The story of what is now known as the White Bear Lake area began with the lake and the rich lands that surround it. These natural features were created through the heaving and melting of glaciers, which led to the formation of rivers, lakes, and areas of sandy and rocky soil. Plants began to thrive in the wake of the receding ice, and animals followed them north, followed by the people who embraced this emerging land and its nurturing foodshed.
The Ojibwe, or Anishinaabe, migrated west from the Sault Ste. Marie area and the Chequamegon region of Lake Superior’s south shore. The Dakota creation stories — and there are several — regard the lakes at the head of Watpa wakan (Spirit River, now known as the Rum River), especially Bde Wakan (now known as Lake Mille Lacs), to be the place where the Dakota people sprang into existence. Beyond that, little is known about the Indigenous people of Mni Sota Makoce — “land where the water reflects the clouds” — prior to 1850. This is simply because the people living here in the lands that were to become the state of Minnesota had no written language.

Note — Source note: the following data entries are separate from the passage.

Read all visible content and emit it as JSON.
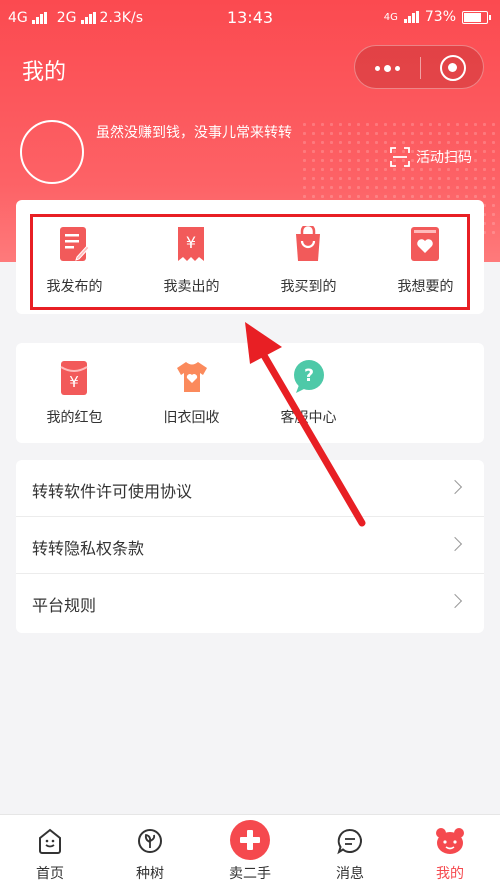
{
  "status_bar": {
    "network1": "4G",
    "network2": "2G",
    "speed": "2.3K/s",
    "time": "13:43",
    "network3": "4G",
    "battery": "73%"
  },
  "header": {
    "title": "我的",
    "slogan": "虽然没赚到钱，没事儿常来转转",
    "scan_label": "活动扫码"
  },
  "orders": {
    "items": [
      {
        "label": "我发布的",
        "icon": "publish-icon"
      },
      {
        "label": "我卖出的",
        "icon": "sold-icon"
      },
      {
        "label": "我买到的",
        "icon": "bought-icon"
      },
      {
        "label": "我想要的",
        "icon": "wishlist-icon"
      }
    ]
  },
  "services": {
    "items": [
      {
        "label": "我的红包",
        "icon": "red-envelope-icon"
      },
      {
        "label": "旧衣回收",
        "icon": "clothes-recycle-icon"
      },
      {
        "label": "客服中心",
        "icon": "customer-service-icon"
      }
    ]
  },
  "links": {
    "items": [
      {
        "label": "转转软件许可使用协议"
      },
      {
        "label": "转转隐私权条款"
      },
      {
        "label": "平台规则"
      }
    ]
  },
  "tabbar": {
    "items": [
      {
        "label": "首页",
        "icon": "home-icon"
      },
      {
        "label": "种树",
        "icon": "tree-icon"
      },
      {
        "label": "卖二手",
        "icon": "plus-icon"
      },
      {
        "label": "消息",
        "icon": "message-icon"
      },
      {
        "label": "我的",
        "icon": "profile-icon",
        "active": true
      }
    ]
  },
  "colors": {
    "brand": "#fb4a50",
    "annotation": "#e81f24"
  }
}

Instead, the Ojibwe and Dakota people preserved their histories through oral traditions passed on from generation to generation. These stories and remembrances are often supported by records, both archeological and written, from the past: birch bark scrolls and petroforms, or boulder mosaics, passed along knowledge and information. Oral tradition tells us that at least as far back as the 1600s, the Ojibwe and Dakota used this area for harvesting wild rice and hunting game.
The Ojibwe and Dakota people valued this land and these waters as being strategically important to their cultures: the waterways offered transportation, the forests and lakes provided food, and there were opportunities for trade.
With their thorough understanding of the land and its bounty, these Indigenous peoples made a seasonal migration through the region. They spent much of the winter season hunting and living in the wooded areas, and fishing, trapping, and maple sugaring in the spring season. Villages were established in the warmer months; inhabitants often returned year after year to these places.
“We lived off the land. The berries, the fish, the deer … every time we took game … we had to ask for forgiveness because we had to eat the game for survival, for nutrition.”
— Velma Little Eagle, “Compassionate Woman,” Dakota Elder and Teacher of the Language, descendant of Sitting Bull